How to Pay for Long-Term Care

How to Pay for Long-Term Care

At the end of the day, there are three main ways to pay for long-term care:
1. Pay privately.
2. Pay with your long-term care policy or if eligible, your Veterans Aid & Attendance benefit.
3. Have the government pay through Medicaid (Medical Assistance).

The cost of skilled nursing facility care in the Commonwealth of Pennsylvania is currently averaging around $14,000 a month as of 2023. It is becoming increasingly difficult for families to pay privately for such care. While there is no reason to believe that costs will increase substantially over the next few years, attempting to self-insure for something like this would be difficult because we really do not have any guarantees that rates won’t skyrocket, nor do we have insight as to how high the rates might go.


A long-term care policy is certainly a good start. Still, based on the history of such policies and how many companies are currently reducing benefits and doubling premiums, many people are very hesitant to get into the long-term care insurance market. I personally believe that they have come a long way and, in many cases, do provide a viable solution—in particular, to allow an individual to remain in their home rather than being forced to enter a long-term care facility because they can’t afford to pay privately for home-based, round-the-clock caregivers.

It is imperative that you talk to a financial professional to determine whether long-term care insurance policies are right for you and whether policies such as a partnership policy or a hybrid insurance policy with a long-term care rider are good for you and your family. The decision to purchase is unique to each individual and for some, the cost will be too prohibitive and not an option. As I have said in many other articles, I like long-term care insurance policies, particularly for their ability to keep people in their homes or assisted living/personal care homes as long as possible. At the end of the day though, money does play a factor and must be considered in the ultimate decision.

The Veterans Aid & Attendance benefit is certainly a minor benefit in the overall scheme, particularly when we are talking $13,000 to $14,000 monthly skilled nursing facility costs. A qualifying veteran receives $2,229/month and a veteran’s surviving spouse $1,432/month. Such monies can make all the difference with assisted living or personal care home expenses when coupled with the resident’s monthly income, but it’s not likely to make a dent in a $14,000/month price point of a skilled nursing facility.

Ultimately, the final option is government-funded Medicaid (Medical Assistance) programs. As we have shared many times, Pennsylvania is currently one of the most lenient states in the country as it relates to allowing individuals to pre-plan and protect assets, preserve assets, and qualify for Medicaid funding in crisis situations. Both scenarios require extensive knowledge and expertise on the part of your attorney and law firm.
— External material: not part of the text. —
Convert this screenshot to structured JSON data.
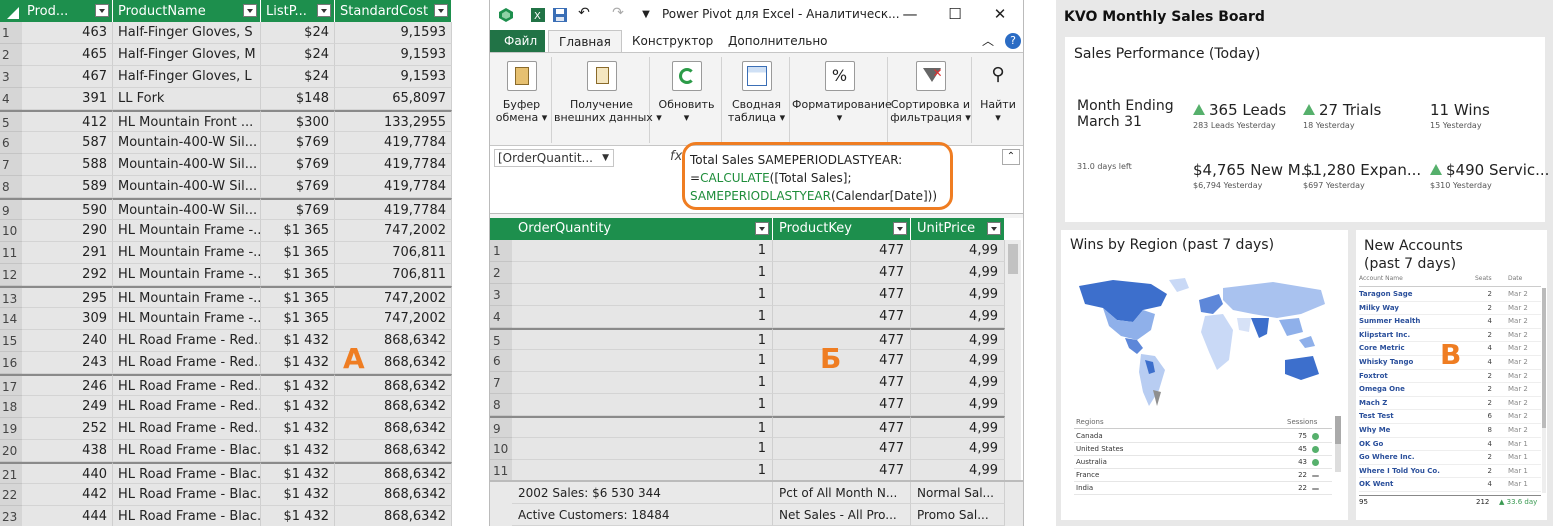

We encourage anyone who is interested in learning more about pre-planning or crisis planning, to attend one of our live, virtual, or pre-recorded workshops. The government sets the rules, and our job is to explain them to you as easily as possible and teach you how to provide for your family while following the guidelines established by the government. If you would like to learn more, please reach out to our office at 717-845-5390 and ask about our workshops.